== AIM OF THE EXERCISE ==
Lines containing "title" should be pulled from the material below.

== ENTRIES SHOWN ==
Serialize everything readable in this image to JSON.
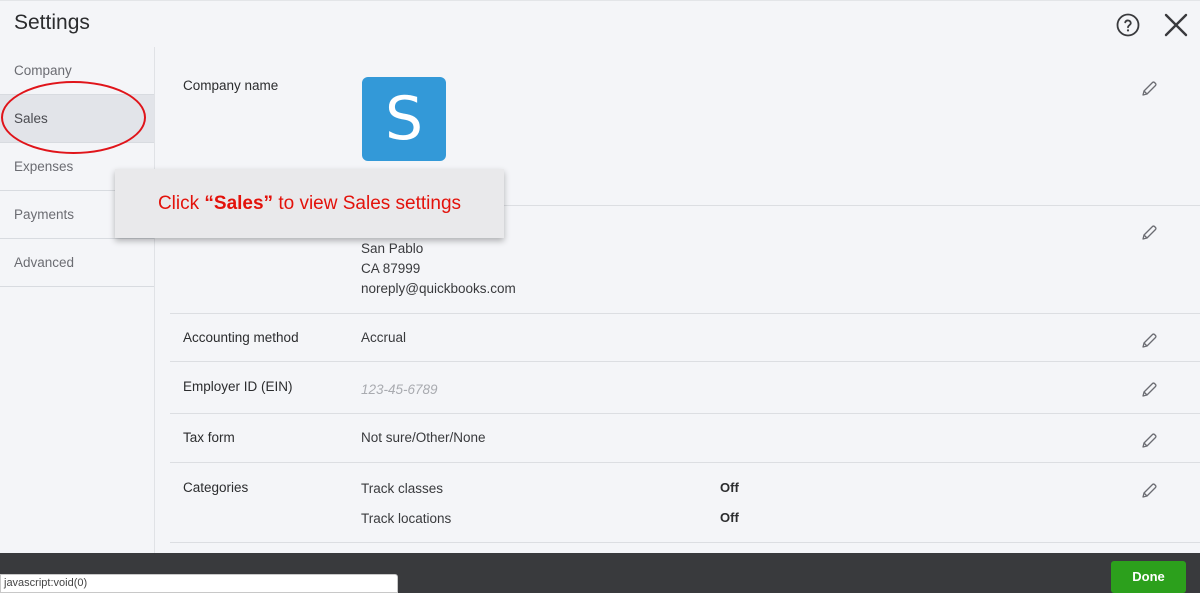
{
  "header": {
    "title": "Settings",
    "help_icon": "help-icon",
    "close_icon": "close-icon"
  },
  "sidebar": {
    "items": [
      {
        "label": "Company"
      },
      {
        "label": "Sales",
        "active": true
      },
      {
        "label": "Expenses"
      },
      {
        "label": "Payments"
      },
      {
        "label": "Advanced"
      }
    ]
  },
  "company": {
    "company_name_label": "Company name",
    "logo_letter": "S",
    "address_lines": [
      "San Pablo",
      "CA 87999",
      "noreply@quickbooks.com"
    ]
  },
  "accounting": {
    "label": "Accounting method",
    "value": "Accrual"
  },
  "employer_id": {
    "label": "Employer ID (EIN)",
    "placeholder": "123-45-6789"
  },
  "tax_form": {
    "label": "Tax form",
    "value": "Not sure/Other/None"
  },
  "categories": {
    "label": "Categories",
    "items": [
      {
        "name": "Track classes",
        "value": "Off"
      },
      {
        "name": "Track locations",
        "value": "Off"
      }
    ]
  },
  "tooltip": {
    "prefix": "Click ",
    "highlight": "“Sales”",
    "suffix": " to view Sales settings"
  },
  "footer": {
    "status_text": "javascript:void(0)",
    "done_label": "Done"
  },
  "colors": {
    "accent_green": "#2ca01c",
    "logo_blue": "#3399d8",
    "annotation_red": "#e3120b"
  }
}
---
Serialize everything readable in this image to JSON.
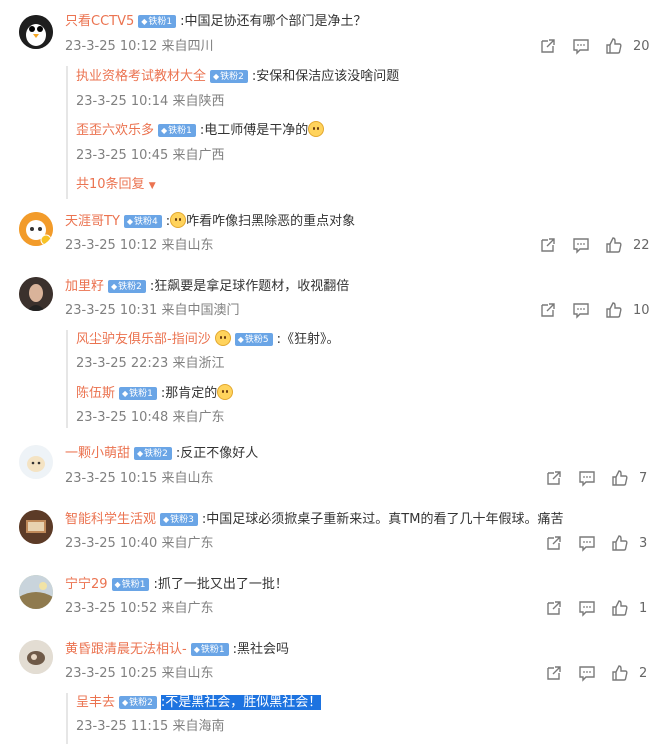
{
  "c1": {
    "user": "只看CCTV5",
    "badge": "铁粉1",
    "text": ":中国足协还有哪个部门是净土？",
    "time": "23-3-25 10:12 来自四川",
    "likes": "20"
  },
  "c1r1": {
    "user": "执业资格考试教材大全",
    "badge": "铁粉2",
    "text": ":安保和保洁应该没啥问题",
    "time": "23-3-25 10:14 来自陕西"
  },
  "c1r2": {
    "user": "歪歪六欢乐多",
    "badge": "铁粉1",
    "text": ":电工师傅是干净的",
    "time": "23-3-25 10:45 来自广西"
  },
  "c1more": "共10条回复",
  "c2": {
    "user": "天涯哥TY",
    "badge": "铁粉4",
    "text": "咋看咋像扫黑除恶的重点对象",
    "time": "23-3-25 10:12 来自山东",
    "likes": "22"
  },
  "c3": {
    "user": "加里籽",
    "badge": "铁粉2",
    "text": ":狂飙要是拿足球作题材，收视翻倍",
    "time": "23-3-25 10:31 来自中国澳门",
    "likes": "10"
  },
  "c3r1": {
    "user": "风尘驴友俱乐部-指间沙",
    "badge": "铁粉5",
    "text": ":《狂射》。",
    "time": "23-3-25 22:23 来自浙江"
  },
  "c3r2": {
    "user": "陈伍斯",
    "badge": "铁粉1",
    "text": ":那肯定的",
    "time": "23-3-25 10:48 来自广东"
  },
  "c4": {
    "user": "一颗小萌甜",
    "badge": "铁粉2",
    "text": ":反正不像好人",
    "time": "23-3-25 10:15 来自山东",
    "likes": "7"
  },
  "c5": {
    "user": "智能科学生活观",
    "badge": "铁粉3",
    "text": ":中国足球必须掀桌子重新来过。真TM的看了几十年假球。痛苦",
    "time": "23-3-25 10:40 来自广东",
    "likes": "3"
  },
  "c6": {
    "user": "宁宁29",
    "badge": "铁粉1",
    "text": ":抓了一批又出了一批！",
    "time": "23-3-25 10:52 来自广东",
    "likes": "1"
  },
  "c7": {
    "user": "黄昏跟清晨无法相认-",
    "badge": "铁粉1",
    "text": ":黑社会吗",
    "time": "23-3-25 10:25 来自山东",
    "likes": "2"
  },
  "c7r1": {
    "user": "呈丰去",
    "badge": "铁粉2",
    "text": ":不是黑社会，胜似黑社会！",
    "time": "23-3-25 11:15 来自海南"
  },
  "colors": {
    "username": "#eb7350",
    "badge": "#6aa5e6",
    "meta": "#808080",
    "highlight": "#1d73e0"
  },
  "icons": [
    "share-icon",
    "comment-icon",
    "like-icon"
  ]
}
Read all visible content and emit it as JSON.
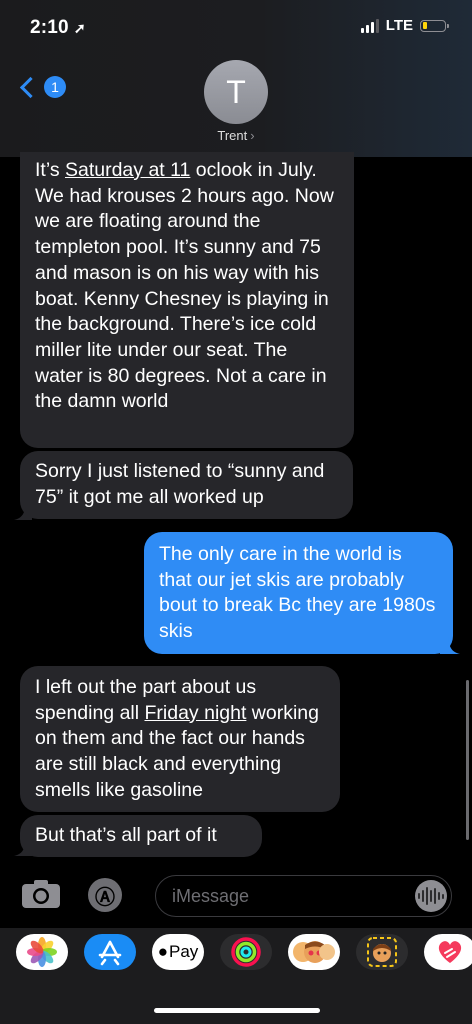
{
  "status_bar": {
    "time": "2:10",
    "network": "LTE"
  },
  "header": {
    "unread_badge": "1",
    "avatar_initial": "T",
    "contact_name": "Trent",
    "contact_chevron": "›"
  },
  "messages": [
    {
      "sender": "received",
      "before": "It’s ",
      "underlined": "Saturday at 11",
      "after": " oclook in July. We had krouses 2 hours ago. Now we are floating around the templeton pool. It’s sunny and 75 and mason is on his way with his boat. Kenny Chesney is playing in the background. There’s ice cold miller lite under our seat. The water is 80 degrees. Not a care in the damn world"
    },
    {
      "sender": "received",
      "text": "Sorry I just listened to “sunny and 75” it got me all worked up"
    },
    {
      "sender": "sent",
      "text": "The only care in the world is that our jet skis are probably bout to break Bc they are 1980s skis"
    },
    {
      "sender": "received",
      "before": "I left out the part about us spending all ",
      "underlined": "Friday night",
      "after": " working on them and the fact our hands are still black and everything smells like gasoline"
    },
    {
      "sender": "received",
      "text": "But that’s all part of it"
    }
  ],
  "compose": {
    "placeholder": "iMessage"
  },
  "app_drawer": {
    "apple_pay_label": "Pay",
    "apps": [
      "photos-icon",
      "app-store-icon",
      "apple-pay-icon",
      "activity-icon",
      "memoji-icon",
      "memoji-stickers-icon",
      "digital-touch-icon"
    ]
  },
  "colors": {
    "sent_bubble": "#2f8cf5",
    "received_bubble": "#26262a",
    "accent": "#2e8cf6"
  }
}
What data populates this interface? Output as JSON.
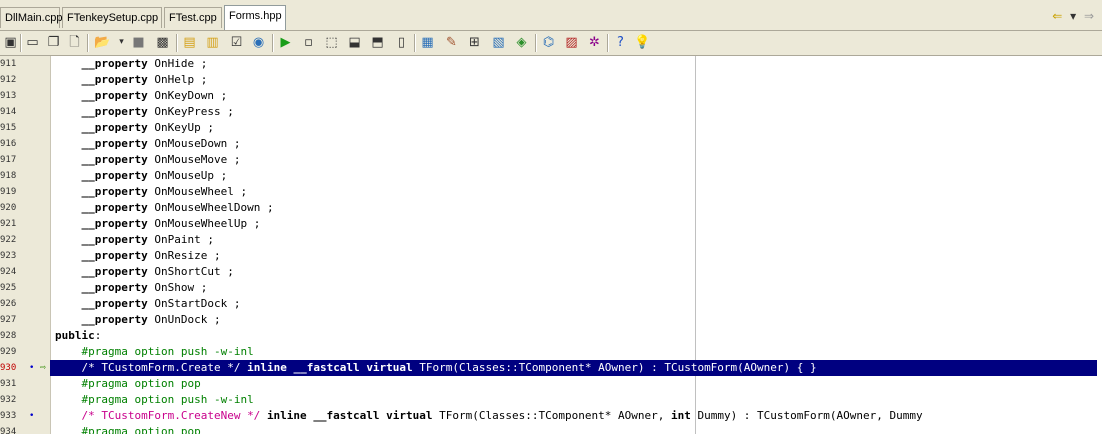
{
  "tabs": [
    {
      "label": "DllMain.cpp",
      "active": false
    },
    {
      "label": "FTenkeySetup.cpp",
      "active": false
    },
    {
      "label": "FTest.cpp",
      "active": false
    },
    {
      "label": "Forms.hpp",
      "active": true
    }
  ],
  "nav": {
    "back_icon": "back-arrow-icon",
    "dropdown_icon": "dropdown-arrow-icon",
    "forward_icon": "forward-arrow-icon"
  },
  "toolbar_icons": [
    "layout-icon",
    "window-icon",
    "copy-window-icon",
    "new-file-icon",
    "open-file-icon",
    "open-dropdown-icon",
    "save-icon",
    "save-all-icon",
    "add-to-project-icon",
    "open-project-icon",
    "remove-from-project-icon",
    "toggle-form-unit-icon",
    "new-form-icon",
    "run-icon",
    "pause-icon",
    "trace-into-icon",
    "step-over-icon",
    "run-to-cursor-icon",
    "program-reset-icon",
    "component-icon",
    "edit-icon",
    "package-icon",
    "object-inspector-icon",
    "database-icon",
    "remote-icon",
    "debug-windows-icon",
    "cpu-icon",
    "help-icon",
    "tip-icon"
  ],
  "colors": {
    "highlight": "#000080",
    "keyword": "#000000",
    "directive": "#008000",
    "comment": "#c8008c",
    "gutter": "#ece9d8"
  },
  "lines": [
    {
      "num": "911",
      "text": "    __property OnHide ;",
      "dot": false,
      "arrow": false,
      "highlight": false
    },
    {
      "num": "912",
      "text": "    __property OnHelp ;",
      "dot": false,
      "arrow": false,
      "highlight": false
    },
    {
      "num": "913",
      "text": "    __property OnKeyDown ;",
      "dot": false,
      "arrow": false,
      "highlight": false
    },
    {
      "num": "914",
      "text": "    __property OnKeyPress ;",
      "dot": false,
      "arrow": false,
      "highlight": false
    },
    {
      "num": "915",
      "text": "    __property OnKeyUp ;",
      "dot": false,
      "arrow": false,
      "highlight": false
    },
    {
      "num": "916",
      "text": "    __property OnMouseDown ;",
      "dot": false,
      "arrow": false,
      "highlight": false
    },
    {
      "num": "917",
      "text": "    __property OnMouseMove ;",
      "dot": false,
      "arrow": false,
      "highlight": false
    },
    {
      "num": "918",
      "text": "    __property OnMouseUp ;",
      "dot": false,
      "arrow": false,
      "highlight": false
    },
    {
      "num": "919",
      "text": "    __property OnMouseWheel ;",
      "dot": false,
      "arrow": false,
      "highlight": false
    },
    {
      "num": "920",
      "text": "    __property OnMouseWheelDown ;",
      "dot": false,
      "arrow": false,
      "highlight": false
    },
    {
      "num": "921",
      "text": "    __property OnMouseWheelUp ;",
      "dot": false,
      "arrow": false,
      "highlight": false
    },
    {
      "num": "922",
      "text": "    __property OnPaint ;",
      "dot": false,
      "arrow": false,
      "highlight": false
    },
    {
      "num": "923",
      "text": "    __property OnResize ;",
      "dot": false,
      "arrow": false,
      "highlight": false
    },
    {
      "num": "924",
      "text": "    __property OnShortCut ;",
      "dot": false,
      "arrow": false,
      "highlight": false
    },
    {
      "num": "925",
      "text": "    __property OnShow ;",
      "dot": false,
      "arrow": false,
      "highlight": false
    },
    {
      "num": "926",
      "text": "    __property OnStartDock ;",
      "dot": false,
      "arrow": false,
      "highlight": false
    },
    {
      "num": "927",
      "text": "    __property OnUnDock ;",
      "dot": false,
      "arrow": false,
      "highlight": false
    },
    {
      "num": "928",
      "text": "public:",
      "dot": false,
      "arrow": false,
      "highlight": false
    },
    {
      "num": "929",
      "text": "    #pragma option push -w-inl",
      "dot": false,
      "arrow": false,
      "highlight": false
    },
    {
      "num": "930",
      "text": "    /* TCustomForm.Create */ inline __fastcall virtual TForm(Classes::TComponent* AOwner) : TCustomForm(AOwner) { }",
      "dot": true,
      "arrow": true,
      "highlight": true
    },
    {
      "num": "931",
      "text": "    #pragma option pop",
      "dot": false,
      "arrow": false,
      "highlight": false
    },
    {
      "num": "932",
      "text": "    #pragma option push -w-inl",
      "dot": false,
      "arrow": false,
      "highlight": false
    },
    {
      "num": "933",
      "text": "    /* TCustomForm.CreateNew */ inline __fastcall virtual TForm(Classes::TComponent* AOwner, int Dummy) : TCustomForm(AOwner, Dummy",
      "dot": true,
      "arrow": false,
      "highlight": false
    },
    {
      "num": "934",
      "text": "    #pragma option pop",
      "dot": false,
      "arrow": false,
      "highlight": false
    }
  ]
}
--
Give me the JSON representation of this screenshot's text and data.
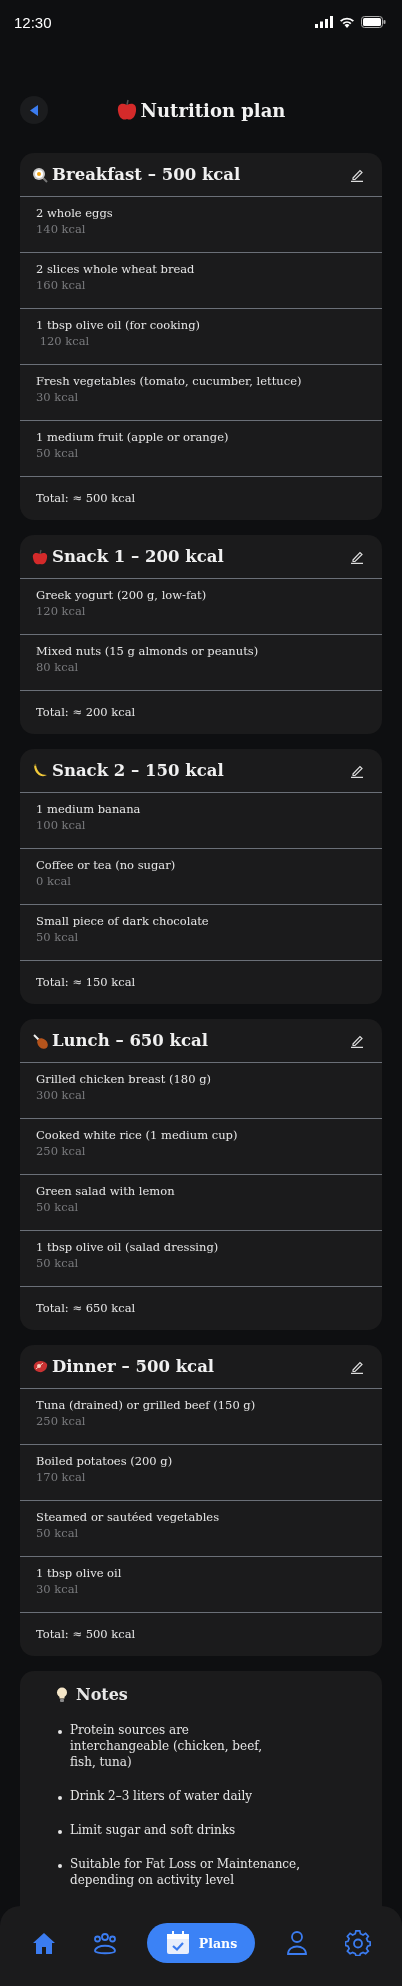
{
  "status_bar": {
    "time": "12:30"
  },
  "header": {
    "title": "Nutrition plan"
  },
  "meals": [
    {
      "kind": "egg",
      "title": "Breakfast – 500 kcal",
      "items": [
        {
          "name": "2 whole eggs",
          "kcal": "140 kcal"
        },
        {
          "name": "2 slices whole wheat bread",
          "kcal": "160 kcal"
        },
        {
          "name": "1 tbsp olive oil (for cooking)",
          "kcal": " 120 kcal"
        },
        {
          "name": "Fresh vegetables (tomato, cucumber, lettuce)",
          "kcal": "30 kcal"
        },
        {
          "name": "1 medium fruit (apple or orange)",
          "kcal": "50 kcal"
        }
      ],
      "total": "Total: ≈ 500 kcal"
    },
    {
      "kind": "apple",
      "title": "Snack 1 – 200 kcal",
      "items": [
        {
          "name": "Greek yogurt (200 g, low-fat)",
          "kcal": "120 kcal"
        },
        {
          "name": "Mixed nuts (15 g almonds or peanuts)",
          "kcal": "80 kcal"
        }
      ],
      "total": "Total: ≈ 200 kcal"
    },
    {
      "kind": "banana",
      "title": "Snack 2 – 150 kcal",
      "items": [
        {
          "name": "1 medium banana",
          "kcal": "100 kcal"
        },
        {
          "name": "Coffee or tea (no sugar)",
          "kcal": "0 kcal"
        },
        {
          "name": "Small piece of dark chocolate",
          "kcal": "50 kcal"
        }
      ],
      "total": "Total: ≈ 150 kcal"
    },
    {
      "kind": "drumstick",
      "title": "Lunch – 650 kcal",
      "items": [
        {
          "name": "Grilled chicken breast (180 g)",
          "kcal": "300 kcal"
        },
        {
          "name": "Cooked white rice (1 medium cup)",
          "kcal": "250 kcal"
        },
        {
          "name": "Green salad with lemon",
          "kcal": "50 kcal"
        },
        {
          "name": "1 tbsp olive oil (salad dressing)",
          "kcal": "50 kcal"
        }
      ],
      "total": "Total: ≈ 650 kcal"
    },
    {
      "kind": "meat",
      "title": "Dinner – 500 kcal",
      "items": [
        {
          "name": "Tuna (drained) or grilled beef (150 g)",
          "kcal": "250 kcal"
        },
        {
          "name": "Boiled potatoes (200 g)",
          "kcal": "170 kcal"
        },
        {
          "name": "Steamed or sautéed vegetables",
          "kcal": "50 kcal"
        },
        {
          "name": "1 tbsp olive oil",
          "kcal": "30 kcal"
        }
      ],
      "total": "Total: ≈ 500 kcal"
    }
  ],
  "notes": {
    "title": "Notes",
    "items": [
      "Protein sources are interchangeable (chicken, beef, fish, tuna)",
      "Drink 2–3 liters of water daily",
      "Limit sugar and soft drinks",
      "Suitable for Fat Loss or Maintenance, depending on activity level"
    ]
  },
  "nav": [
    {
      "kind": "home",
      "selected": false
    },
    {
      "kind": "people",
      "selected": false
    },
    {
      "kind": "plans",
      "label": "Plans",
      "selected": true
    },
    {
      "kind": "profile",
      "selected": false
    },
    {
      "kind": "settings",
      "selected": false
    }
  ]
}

== SOLUTION TO THIS EXERCISE ==
    "title": "Settings",
    "title": "Nutrition plan"
      "title": "Breakfast – 500 kcal",
      "title": "Snack 1 – 200 kcal",
      "title": "Snack 2 – 150 kcal",
      "title": "Lunch – 650 kcal",
      "title": "Dinner – 500 kcal",
    "title": "Notes",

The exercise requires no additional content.